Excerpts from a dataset

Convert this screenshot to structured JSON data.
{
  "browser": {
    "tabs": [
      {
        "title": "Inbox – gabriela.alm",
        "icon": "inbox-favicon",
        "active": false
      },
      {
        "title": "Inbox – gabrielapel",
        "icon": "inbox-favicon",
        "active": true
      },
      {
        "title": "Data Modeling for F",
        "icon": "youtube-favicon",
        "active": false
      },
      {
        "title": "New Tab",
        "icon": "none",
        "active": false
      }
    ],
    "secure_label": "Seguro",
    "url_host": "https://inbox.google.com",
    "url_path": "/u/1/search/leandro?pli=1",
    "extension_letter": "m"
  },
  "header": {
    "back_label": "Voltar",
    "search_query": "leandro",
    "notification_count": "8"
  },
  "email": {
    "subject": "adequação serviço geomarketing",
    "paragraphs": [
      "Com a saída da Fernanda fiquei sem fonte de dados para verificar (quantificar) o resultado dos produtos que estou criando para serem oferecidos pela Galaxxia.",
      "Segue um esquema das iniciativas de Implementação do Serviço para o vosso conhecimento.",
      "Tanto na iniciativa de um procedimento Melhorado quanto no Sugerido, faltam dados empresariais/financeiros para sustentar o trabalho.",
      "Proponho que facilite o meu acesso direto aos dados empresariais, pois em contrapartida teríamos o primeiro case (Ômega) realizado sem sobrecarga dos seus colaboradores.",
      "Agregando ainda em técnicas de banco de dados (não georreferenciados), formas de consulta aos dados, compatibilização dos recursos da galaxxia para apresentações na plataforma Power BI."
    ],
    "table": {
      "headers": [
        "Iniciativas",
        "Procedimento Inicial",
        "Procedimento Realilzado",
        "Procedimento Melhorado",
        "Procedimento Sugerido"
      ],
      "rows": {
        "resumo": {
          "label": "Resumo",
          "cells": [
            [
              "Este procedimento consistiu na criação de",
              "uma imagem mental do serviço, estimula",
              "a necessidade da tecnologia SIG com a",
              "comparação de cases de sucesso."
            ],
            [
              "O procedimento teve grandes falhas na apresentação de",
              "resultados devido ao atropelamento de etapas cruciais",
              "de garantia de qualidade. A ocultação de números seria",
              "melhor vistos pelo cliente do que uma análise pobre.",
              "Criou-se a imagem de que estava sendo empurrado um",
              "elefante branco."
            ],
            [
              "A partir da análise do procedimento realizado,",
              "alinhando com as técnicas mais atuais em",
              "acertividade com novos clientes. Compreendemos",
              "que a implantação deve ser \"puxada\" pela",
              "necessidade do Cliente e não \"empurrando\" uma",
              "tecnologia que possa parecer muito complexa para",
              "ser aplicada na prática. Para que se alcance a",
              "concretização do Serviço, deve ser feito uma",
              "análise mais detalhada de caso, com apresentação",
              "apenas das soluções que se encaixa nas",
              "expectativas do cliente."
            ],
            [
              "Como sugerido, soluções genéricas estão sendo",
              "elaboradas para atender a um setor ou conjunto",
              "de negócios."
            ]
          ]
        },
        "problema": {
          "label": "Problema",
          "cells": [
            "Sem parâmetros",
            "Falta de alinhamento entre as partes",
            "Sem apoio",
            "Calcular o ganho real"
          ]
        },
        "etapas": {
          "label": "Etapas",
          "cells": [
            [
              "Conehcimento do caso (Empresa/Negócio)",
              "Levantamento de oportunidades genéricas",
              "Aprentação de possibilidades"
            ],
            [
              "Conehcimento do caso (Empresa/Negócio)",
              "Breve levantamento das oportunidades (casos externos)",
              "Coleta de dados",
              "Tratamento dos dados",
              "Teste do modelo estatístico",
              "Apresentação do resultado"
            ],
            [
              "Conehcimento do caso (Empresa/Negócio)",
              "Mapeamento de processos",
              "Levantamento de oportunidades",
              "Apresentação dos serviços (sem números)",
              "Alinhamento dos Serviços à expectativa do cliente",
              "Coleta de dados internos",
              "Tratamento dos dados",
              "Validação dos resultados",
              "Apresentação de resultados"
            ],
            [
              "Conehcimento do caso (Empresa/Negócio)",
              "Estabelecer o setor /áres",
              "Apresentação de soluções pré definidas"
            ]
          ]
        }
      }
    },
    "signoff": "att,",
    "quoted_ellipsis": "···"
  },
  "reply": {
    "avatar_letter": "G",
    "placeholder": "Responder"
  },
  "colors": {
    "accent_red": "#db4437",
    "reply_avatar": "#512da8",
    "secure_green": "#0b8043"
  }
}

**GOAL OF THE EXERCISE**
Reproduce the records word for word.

**RESULT**
Convert this screenshot to structured JSON data.
{
  "browser": {
    "tabs": [
      {
        "title": "Inbox – gabriela.alm",
        "icon": "inbox-favicon",
        "active": false
      },
      {
        "title": "Inbox – gabrielapel",
        "icon": "inbox-favicon",
        "active": true
      },
      {
        "title": "Data Modeling for F",
        "icon": "youtube-favicon",
        "active": false
      },
      {
        "title": "New Tab",
        "icon": "none",
        "active": false
      }
    ],
    "secure_label": "Seguro",
    "url_host": "https://inbox.google.com",
    "url_path": "/u/1/search/leandro?pli=1",
    "extension_letter": "m"
  },
  "header": {
    "back_label": "Voltar",
    "search_query": "leandro",
    "notification_count": "8"
  },
  "email": {
    "subject": "adequação serviço geomarketing",
    "paragraphs": [
      "Com a saída da Fernanda fiquei sem fonte de dados para verificar (quantificar) o resultado dos produtos que estou criando para serem oferecidos pela Galaxxia.",
      "Segue um esquema das iniciativas de Implementação do Serviço para o vosso conhecimento.",
      "Tanto na iniciativa de um procedimento Melhorado quanto no Sugerido, faltam dados empresariais/financeiros para sustentar o trabalho.",
      "Proponho que facilite o meu acesso direto aos dados empresariais, pois em contrapartida teríamos o primeiro case (Ômega) realizado sem sobrecarga dos seus colaboradores.",
      "Agregando ainda em técnicas de banco de dados (não georreferenciados), formas de consulta aos dados, compatibilização dos recursos da galaxxia para apresentações na plataforma Power BI."
    ],
    "table": {
      "headers": [
        "Iniciativas",
        "Procedimento Inicial",
        "Procedimento Realilzado",
        "Procedimento Melhorado",
        "Procedimento Sugerido"
      ],
      "rows": {
        "resumo": {
          "label": "Resumo",
          "cells": [
            [
              "Este procedimento consistiu na criação de",
              "uma imagem mental do serviço, estimula",
              "a necessidade da tecnologia SIG com a",
              "comparação de cases de sucesso."
            ],
            [
              "O procedimento teve grandes falhas na apresentação de",
              "resultados devido ao atropelamento de etapas cruciais",
              "de garantia de qualidade. A ocultação de números seria",
              "melhor vistos pelo cliente do que uma análise pobre.",
              "Criou-se a imagem de que estava sendo empurrado um",
              "elefante branco."
            ],
            [
              "A partir da análise do procedimento realizado,",
              "alinhando com as técnicas mais atuais em",
              "acertividade com novos clientes. Compreendemos",
              "que a implantação deve ser \"puxada\" pela",
              "necessidade do Cliente e não \"empurrando\" uma",
              "tecnologia que possa parecer muito complexa para",
              "ser aplicada na prática. Para que se alcance a",
              "concretização do Serviço, deve ser feito uma",
              "análise mais detalhada de caso, com apresentação",
              "apenas das soluções que se encaixa nas",
              "expectativas do cliente."
            ],
            [
              "Como sugerido, soluções genéricas estão sendo",
              "elaboradas para atender a um setor ou conjunto",
              "de negócios."
            ]
          ]
        },
        "problema": {
          "label": "Problema",
          "cells": [
            "Sem parâmetros",
            "Falta de alinhamento entre as partes",
            "Sem apoio",
            "Calcular o ganho real"
          ]
        },
        "etapas": {
          "label": "Etapas",
          "cells": [
            [
              "Conehcimento do caso (Empresa/Negócio)",
              "Levantamento de oportunidades genéricas",
              "Aprentação de possibilidades"
            ],
            [
              "Conehcimento do caso (Empresa/Negócio)",
              "Breve levantamento das oportunidades (casos externos)",
              "Coleta de dados",
              "Tratamento dos dados",
              "Teste do modelo estatístico",
              "Apresentação do resultado"
            ],
            [
              "Conehcimento do caso (Empresa/Negócio)",
              "Mapeamento de processos",
              "Levantamento de oportunidades",
              "Apresentação dos serviços (sem números)",
              "Alinhamento dos Serviços à expectativa do cliente",
              "Coleta de dados internos",
              "Tratamento dos dados",
              "Validação dos resultados",
              "Apresentação de resultados"
            ],
            [
              "Conehcimento do caso (Empresa/Negócio)",
              "Estabelecer o setor /áres",
              "Apresentação de soluções pré definidas"
            ]
          ]
        }
      }
    },
    "signoff": "att,",
    "quoted_ellipsis": "···"
  },
  "reply": {
    "avatar_letter": "G",
    "placeholder": "Responder"
  },
  "colors": {
    "accent_red": "#db4437",
    "reply_avatar": "#512da8",
    "secure_green": "#0b8043"
  }
}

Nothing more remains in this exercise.